Aces on Bridge — Daily Columns

The Aces on Bridge: Wednesday, October 3rd, 2012

Study from new books but from old teachers.

Turkish proverb

East North
Neither ♠ 10 8 7 4
 A 5 4
 K Q 4 3
♣ 8 4
West East
♠ J 9 5 3
 J 7 6 2
♣ A Q 7 3
♠ —
 K Q 10 9 8 6
 10 8 5
♣ 9 6 5 2
♠ A K Q 6 2
 J 7 2
 A 9
♣ K J 10
South West North East
Dbl. Rdbl. Pass 2
2♠ Pass 4♠ All pass

*Weak, showing either hearts or spades


Turkey's Senior Team won its country's first-ever European Teams Championship title a couple of years ago.
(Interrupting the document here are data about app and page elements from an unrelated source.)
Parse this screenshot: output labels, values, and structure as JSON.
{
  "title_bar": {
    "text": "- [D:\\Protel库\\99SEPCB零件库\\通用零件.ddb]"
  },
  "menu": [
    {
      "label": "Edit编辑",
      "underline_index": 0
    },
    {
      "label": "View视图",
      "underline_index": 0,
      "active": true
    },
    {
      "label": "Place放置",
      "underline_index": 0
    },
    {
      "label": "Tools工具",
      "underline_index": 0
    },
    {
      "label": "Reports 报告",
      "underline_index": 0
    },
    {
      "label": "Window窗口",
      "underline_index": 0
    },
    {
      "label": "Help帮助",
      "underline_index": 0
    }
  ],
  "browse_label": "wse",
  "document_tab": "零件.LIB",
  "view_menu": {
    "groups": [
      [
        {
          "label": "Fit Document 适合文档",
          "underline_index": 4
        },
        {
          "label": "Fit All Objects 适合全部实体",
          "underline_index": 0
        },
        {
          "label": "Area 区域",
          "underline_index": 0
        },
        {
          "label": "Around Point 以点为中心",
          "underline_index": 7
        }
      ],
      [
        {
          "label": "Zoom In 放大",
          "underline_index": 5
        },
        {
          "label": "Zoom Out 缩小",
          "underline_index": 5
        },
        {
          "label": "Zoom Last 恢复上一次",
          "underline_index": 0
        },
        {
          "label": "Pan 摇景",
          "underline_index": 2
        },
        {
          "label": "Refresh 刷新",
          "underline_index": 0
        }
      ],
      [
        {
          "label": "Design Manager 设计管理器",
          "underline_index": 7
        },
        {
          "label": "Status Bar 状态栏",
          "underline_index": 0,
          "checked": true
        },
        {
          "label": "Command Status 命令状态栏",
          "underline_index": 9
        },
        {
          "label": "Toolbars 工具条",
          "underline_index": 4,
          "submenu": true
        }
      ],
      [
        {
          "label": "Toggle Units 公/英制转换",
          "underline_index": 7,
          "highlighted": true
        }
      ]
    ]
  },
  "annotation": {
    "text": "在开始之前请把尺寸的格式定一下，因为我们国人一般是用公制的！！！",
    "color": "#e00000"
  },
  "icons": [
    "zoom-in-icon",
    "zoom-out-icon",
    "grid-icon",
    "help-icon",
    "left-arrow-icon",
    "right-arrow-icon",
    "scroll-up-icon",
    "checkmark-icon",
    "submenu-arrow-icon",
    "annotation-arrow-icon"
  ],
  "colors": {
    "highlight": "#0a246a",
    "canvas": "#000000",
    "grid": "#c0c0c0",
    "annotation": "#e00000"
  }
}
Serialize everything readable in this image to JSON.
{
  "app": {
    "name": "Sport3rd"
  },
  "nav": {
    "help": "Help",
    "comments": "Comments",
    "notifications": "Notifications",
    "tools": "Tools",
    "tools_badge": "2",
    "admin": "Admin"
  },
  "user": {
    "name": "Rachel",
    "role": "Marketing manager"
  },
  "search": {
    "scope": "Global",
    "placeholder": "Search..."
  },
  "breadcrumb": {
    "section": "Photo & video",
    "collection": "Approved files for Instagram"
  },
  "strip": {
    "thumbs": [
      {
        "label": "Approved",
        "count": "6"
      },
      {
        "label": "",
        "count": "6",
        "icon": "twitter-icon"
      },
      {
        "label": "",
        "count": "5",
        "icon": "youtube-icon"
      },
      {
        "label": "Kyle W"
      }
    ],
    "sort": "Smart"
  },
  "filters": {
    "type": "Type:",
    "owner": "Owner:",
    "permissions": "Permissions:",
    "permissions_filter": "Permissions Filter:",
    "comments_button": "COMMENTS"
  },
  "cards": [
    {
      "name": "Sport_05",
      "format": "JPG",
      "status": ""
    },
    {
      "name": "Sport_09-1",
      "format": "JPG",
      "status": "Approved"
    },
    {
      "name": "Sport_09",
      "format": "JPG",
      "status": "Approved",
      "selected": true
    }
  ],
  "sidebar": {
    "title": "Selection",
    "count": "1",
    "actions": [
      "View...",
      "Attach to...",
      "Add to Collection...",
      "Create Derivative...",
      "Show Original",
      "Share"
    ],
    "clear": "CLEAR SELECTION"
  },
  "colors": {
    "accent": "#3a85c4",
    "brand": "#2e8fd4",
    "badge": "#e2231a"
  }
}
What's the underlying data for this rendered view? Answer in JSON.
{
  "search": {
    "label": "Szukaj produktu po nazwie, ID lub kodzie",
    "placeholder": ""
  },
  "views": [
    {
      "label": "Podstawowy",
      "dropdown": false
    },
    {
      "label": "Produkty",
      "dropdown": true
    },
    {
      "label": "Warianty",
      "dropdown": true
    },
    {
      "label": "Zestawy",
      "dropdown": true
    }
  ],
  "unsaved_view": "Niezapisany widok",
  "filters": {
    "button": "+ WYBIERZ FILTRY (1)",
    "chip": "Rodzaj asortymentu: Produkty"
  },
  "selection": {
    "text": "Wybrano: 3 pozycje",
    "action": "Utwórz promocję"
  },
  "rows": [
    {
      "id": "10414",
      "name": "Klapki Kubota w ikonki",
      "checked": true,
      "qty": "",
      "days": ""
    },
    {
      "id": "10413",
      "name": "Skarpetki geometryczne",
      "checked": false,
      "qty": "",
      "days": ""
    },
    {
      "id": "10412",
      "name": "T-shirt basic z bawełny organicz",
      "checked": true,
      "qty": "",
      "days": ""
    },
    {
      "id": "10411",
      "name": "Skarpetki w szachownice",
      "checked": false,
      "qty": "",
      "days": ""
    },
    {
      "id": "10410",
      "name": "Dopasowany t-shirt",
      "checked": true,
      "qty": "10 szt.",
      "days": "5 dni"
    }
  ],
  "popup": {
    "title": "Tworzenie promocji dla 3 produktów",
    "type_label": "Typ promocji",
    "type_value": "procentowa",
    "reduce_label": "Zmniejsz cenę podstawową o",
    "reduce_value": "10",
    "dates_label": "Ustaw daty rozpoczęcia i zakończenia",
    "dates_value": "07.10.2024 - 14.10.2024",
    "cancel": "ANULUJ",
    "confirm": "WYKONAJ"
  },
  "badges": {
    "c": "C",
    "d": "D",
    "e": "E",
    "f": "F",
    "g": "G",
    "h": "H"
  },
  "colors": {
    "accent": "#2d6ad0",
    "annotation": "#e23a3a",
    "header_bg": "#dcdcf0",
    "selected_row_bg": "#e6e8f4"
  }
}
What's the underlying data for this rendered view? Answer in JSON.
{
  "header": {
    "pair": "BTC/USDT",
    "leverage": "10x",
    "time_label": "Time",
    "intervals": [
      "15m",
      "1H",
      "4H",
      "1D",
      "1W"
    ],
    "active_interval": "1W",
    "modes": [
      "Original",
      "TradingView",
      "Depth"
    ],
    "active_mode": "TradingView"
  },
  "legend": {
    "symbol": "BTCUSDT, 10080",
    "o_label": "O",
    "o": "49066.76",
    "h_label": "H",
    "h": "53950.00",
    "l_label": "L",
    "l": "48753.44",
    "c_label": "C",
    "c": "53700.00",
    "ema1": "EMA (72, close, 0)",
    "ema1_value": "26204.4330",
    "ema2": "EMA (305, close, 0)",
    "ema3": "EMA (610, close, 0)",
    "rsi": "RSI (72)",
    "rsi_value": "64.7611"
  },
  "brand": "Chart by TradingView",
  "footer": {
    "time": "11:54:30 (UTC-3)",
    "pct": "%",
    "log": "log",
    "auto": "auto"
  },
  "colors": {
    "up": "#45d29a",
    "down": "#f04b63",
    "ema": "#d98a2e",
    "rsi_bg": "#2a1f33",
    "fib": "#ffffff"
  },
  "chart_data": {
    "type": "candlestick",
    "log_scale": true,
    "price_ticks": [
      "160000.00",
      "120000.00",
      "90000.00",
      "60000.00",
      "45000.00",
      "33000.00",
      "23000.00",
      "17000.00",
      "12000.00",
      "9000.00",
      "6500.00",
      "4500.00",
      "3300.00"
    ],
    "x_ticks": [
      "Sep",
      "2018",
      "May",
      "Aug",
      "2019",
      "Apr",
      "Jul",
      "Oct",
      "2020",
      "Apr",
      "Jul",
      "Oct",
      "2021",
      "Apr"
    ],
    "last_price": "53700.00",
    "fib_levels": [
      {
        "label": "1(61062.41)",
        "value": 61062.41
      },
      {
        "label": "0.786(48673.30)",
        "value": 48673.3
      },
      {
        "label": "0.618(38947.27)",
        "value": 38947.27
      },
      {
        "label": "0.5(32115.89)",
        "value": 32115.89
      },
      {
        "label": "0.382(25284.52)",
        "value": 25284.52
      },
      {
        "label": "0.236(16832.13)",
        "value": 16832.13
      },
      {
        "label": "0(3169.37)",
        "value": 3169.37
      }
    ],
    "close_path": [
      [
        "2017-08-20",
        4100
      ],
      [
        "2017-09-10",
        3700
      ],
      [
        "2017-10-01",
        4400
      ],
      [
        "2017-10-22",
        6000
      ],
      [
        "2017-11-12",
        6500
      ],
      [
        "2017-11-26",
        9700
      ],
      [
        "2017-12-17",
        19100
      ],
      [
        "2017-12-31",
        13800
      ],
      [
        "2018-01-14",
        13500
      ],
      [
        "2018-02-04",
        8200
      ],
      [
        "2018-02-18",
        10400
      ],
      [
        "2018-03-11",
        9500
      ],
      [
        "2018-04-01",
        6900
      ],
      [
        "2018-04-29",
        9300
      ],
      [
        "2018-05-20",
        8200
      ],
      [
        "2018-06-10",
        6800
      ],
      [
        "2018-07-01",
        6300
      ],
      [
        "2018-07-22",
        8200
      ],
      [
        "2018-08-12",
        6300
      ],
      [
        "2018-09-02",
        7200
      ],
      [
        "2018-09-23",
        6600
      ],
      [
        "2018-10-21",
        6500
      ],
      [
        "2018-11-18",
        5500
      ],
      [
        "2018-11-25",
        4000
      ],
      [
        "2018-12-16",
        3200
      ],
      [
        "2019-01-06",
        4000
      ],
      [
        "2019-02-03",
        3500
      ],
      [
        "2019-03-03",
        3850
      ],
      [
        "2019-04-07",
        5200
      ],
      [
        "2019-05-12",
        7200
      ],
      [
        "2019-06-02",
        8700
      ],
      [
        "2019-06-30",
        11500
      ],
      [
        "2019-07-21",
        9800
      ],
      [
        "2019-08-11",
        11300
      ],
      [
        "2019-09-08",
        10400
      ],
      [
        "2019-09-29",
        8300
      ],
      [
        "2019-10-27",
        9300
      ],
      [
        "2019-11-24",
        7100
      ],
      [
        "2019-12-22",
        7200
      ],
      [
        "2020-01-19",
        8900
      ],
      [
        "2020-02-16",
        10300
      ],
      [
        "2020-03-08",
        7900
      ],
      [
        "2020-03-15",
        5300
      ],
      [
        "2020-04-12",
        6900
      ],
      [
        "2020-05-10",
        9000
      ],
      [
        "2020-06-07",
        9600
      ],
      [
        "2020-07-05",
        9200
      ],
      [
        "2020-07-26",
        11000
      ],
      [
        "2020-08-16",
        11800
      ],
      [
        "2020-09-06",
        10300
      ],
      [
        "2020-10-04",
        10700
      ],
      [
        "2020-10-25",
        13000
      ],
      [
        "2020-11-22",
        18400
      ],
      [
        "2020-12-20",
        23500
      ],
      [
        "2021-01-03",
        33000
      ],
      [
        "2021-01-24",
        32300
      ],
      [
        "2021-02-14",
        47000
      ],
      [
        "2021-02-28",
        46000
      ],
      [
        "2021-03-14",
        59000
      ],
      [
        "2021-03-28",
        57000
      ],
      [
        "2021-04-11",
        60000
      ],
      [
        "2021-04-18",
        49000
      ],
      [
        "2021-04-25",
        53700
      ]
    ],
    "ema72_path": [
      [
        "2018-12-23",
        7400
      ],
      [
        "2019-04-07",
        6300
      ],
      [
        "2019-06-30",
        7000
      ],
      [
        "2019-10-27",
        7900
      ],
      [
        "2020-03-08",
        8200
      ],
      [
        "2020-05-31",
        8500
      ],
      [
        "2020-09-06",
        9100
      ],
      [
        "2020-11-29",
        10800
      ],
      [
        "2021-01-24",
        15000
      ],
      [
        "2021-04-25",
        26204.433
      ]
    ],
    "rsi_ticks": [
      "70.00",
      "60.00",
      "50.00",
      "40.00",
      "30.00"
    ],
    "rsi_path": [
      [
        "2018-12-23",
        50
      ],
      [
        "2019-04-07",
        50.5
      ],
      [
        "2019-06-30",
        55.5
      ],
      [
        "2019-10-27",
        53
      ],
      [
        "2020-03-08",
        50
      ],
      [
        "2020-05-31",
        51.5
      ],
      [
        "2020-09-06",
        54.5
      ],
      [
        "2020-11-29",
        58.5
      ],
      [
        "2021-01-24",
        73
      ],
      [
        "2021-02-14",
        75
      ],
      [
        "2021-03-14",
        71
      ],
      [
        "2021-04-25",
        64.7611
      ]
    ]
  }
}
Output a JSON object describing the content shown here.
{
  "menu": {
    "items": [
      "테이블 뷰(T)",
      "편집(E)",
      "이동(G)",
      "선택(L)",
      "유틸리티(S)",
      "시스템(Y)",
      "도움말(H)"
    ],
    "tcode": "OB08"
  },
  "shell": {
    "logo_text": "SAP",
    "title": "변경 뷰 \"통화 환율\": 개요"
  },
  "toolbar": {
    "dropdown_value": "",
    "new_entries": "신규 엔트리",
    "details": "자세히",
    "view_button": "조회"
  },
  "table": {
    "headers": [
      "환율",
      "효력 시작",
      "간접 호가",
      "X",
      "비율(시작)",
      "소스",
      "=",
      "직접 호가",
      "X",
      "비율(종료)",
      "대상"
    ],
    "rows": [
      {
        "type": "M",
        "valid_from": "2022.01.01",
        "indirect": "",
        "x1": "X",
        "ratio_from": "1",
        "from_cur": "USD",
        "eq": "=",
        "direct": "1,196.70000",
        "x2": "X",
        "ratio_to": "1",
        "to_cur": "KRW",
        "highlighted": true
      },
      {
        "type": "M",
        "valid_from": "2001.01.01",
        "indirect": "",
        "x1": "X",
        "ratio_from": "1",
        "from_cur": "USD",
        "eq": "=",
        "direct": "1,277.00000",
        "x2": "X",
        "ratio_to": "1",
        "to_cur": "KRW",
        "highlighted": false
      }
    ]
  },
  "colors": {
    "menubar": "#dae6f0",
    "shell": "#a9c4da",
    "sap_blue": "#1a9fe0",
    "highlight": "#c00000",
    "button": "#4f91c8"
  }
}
This hand features a well-reasoned play by Orhan Ekinci, a member of that team, reported by Erdal Sidor, Turkey's Open Team captain.

Against four spades West led his singleton heart, and South rose with dummy’s ace. The play seems straightforward: draw trumps, then pitch a heart on the third diamond and play on clubs for 11 tricks if the club queen sits onside, or for 10 if not.

But Ekinci had to reassess when, at trick two, he discovered he had a trump loser. How to proceed? One line would be to play three rounds of diamonds, discarding a heart from hand, then finesse East for the club queen. East was less likely to have the club ace as well as his strong heart holding, for then he might have opened one heart. And indeed that is how the play went at many tables.

However, Ekinci already knew that West held a singleton heart plus four spades, whereas East had six cards in the majors. If additionally he held four diamonds, he could be endplayed. So declarer cashed three rounds of diamonds, shedding a heart, then led dummy’s fourth diamond, on which he pitched his last heart. West won, but was now endplayed in the black suits.

Incidentally, had East produced the fourth diamond, Ekinci would have ruffed high and played a low spade. He would still have come home had the club queen been well-placed for him.

It looks tempting to raise diamonds, but that underplays the strength of your hand. In many ways it is actually better to respond one no-trump, by-passing spades but getting the general strength of your hand across, or simply to bid one spade. The latter course risks being raised on a three-card suit, but the general strength of your hand should compensate for the weak spades.


♠ 10 8 7 4
 A 5 4
 K Q 4 3
♣ 8 4
South West North East
1 Dbl.

For details of Bobby Wolff’s autobiography, The Lone Wolff, contact If you would like to contact Bobby Wolff, please leave a comment at this blog. Reproduced with permission of United Feature Syndicate, Inc., Copyright 2012. If you are interested in reprinting The Aces on Bridge column, contact